→ **Task goal**
All lines of the material that contain "icon" must be copied out.

- - -

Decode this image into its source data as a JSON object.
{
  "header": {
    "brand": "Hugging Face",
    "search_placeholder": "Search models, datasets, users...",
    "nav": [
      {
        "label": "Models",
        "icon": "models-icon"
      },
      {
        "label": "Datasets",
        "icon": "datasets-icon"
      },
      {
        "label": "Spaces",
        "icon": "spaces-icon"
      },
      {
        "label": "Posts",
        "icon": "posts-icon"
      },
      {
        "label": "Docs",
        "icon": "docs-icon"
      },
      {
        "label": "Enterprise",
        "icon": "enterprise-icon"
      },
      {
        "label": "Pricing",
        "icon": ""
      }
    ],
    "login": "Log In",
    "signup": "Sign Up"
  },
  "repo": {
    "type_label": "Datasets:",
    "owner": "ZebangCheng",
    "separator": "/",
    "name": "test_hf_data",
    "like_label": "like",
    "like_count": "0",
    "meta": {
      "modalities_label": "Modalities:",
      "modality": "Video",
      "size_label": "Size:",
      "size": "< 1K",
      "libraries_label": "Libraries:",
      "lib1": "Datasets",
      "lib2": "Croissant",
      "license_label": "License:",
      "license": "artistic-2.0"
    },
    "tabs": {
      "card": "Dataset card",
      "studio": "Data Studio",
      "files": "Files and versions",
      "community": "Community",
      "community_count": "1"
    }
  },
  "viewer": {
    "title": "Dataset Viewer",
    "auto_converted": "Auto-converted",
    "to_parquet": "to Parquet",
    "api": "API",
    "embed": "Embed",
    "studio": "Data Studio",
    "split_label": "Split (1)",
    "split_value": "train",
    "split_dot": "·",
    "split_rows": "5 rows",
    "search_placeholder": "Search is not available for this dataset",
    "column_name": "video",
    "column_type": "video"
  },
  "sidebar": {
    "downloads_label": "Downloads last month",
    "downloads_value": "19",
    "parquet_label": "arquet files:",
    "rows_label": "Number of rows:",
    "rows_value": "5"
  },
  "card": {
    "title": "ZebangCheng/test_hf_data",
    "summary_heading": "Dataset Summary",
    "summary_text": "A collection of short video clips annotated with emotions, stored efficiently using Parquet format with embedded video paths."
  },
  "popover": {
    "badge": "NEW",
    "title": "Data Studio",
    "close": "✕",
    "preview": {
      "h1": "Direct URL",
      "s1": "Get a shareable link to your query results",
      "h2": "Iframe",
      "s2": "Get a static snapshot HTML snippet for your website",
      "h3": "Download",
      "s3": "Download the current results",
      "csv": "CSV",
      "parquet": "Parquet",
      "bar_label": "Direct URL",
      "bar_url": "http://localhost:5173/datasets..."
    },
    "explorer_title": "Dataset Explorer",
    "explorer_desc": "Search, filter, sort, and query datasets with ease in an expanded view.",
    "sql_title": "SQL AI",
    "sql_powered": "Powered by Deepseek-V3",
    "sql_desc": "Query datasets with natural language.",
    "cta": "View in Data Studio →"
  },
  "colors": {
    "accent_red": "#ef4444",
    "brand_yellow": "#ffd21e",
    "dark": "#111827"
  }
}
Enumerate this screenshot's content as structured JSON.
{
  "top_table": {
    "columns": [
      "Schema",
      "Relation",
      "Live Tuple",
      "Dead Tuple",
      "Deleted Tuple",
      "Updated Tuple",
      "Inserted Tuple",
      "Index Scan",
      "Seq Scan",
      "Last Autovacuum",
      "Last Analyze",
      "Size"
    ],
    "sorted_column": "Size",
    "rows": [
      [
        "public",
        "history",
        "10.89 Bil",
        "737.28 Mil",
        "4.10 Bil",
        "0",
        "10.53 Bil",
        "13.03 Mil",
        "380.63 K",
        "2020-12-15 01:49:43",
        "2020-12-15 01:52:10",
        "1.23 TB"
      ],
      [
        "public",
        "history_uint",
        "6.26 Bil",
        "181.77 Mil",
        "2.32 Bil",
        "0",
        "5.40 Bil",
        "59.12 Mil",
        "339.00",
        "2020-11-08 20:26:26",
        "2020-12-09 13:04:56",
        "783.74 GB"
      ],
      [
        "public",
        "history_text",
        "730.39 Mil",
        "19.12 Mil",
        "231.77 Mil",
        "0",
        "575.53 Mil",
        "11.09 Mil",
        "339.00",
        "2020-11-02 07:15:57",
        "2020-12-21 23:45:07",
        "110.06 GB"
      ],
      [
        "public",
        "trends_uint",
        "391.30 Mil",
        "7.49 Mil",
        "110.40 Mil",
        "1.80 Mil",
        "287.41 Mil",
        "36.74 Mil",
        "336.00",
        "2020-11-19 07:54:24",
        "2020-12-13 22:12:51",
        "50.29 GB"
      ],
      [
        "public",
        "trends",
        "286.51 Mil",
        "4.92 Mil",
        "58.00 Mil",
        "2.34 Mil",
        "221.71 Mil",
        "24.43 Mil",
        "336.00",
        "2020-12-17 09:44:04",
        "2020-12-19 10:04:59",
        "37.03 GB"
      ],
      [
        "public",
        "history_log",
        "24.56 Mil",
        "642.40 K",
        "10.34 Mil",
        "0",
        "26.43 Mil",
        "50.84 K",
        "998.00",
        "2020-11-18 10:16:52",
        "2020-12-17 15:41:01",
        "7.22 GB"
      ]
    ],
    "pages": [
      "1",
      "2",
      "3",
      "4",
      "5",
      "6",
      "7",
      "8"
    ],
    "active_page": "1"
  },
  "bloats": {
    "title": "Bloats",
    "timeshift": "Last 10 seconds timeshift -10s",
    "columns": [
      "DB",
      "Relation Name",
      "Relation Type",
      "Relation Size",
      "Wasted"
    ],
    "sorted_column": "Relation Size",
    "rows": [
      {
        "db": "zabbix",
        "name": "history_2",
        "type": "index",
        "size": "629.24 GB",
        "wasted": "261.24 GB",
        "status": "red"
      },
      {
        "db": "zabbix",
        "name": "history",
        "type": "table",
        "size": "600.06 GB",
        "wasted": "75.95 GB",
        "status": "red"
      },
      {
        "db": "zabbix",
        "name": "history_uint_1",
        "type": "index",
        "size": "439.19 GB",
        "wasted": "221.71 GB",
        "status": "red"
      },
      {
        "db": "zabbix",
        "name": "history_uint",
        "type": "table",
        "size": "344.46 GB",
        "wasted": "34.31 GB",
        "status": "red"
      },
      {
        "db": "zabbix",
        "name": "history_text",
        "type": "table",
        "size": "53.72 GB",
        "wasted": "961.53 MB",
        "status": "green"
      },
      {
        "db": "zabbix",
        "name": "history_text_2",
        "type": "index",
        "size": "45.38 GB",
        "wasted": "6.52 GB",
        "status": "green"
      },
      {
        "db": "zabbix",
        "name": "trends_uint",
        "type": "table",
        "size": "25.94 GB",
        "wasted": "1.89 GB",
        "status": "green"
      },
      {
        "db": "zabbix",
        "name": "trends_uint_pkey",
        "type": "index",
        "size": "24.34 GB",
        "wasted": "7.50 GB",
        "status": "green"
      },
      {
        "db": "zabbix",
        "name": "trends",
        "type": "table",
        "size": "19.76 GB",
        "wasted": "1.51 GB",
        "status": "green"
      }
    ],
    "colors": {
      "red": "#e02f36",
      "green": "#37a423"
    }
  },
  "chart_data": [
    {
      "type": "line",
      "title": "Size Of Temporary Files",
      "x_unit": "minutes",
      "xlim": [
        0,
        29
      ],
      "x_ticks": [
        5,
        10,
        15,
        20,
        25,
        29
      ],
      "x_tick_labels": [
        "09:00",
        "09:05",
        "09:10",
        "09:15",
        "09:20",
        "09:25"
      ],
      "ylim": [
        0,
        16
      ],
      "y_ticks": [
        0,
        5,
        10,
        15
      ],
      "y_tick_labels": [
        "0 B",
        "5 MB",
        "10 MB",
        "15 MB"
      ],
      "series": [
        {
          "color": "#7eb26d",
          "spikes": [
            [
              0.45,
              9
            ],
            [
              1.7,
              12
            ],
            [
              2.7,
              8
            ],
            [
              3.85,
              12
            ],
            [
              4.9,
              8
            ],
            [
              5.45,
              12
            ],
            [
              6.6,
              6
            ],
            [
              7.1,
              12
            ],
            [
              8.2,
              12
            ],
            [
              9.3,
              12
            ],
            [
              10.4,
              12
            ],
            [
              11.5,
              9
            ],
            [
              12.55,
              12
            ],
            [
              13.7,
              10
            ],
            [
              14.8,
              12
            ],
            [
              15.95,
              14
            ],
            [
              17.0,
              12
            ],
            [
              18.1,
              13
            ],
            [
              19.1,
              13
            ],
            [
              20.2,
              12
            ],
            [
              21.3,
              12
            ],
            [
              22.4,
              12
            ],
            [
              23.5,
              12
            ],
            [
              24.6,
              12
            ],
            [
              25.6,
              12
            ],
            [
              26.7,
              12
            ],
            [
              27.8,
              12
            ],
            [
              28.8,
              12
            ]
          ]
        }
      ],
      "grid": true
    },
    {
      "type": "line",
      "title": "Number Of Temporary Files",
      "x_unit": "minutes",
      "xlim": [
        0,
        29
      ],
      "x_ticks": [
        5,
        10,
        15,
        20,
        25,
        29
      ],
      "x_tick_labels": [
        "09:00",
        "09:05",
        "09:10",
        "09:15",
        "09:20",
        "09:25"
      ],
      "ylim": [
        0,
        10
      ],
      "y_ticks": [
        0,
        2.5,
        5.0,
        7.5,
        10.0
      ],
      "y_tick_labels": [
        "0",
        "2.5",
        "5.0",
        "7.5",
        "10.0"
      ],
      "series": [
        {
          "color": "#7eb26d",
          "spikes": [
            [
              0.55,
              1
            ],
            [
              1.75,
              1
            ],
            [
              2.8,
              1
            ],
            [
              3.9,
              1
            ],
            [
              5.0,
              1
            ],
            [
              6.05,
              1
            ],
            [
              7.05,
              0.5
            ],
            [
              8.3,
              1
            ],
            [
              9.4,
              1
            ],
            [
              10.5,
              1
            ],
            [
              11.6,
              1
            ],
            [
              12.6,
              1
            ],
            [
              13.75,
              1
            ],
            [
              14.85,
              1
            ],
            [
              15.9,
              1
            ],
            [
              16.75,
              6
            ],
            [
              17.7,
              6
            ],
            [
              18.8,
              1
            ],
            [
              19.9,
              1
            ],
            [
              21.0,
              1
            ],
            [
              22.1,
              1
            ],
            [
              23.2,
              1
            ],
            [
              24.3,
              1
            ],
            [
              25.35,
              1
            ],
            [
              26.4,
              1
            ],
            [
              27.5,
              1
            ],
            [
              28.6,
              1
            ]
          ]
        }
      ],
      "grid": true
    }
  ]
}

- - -

→ **Answer to the exercise**
        "icon": "models-icon"
        "icon": "datasets-icon"
        "icon": "spaces-icon"
        "icon": "posts-icon"
        "icon": "docs-icon"
        "icon": "enterprise-icon"
        "icon": ""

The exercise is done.